Your objective | Could you write out each entry exactly as it reads?

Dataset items
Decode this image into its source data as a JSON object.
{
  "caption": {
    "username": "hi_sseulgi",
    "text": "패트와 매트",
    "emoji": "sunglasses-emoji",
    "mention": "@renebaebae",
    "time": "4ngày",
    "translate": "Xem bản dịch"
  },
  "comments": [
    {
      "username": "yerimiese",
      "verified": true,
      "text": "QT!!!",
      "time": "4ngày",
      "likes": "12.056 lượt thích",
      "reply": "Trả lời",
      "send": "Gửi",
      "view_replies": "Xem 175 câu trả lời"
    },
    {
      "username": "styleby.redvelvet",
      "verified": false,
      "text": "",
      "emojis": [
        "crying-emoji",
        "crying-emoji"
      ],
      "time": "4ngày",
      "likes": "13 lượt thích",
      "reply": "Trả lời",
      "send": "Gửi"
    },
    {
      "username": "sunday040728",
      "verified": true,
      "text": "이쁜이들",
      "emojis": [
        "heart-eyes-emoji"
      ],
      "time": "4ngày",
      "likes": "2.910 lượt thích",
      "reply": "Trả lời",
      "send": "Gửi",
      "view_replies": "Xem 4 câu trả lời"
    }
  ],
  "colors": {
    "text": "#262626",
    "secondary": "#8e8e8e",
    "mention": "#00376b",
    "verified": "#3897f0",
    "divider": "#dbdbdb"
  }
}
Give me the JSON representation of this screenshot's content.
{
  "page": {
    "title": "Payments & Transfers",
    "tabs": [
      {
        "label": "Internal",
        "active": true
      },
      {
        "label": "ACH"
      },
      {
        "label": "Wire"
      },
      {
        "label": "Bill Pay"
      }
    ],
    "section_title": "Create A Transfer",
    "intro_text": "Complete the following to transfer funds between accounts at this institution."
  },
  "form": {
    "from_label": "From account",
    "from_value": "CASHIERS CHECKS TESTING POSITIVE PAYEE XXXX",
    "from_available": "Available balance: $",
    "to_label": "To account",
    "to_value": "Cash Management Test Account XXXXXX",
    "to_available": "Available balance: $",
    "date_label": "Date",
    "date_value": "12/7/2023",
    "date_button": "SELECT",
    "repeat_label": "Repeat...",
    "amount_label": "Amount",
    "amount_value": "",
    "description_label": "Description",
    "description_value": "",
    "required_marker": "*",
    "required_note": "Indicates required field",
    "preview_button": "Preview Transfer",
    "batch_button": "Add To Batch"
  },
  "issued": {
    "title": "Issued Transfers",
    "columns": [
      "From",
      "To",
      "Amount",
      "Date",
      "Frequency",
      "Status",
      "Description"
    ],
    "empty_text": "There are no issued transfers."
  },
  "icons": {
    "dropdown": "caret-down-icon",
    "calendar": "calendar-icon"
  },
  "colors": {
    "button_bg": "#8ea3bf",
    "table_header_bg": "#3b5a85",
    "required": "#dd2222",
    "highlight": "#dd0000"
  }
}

Exercise solution |
Decode this image into its source data as a JSON object.
{
  "caption": {
    "username": "hi_sseulgi",
    "text": "패트와 매트",
    "emoji": "sunglasses-emoji",
    "mention": "@renebaebae",
    "time": "4ngày",
    "translate": "Xem bản dịch"
  },
  "comments": [
    {
      "username": "yerimiese",
      "verified": true,
      "text": "QT!!!",
      "time": "4ngày",
      "likes": "12.056 lượt thích",
      "reply": "Trả lời",
      "send": "Gửi",
      "view_replies": "Xem 175 câu trả lời"
    },
    {
      "username": "styleby.redvelvet",
      "verified": false,
      "text": "",
      "emojis": [
        "crying-emoji",
        "crying-emoji"
      ],
      "time": "4ngày",
      "likes": "13 lượt thích",
      "reply": "Trả lời",
      "send": "Gửi"
    },
    {
      "username": "sunday040728",
      "verified": true,
      "text": "이쁜이들",
      "emojis": [
        "heart-eyes-emoji"
      ],
      "time": "4ngày",
      "likes": "2.910 lượt thích",
      "reply": "Trả lời",
      "send": "Gửi",
      "view_replies": "Xem 4 câu trả lời"
    }
  ],
  "colors": {
    "text": "#262626",
    "secondary": "#8e8e8e",
    "mention": "#00376b",
    "verified": "#3897f0",
    "divider": "#dbdbdb"
  }
}
Give me the JSON representation of this screenshot's content.
{
  "page": {
    "title": "Payments & Transfers",
    "tabs": [
      {
        "label": "Internal",
        "active": true
      },
      {
        "label": "ACH"
      },
      {
        "label": "Wire"
      },
      {
        "label": "Bill Pay"
      }
    ],
    "section_title": "Create A Transfer",
    "intro_text": "Complete the following to transfer funds between accounts at this institution."
  },
  "form": {
    "from_label": "From account",
    "from_value": "CASHIERS CHECKS TESTING POSITIVE PAYEE XXXX",
    "from_available": "Available balance: $",
    "to_label": "To account",
    "to_value": "Cash Management Test Account XXXXXX",
    "to_available": "Available balance: $",
    "date_label": "Date",
    "date_value": "12/7/2023",
    "date_button": "SELECT",
    "repeat_label": "Repeat...",
    "amount_label": "Amount",
    "amount_value": "",
    "description_label": "Description",
    "description_value": "",
    "required_marker": "*",
    "required_note": "Indicates required field",
    "preview_button": "Preview Transfer",
    "batch_button": "Add To Batch"
  },
  "issued": {
    "title": "Issued Transfers",
    "columns": [
      "From",
      "To",
      "Amount",
      "Date",
      "Frequency",
      "Status",
      "Description"
    ],
    "empty_text": "There are no issued transfers."
  },
  "icons": {
    "dropdown": "caret-down-icon",
    "calendar": "calendar-icon"
  },
  "colors": {
    "button_bg": "#8ea3bf",
    "table_header_bg": "#3b5a85",
    "required": "#dd2222",
    "highlight": "#dd0000"
  }
}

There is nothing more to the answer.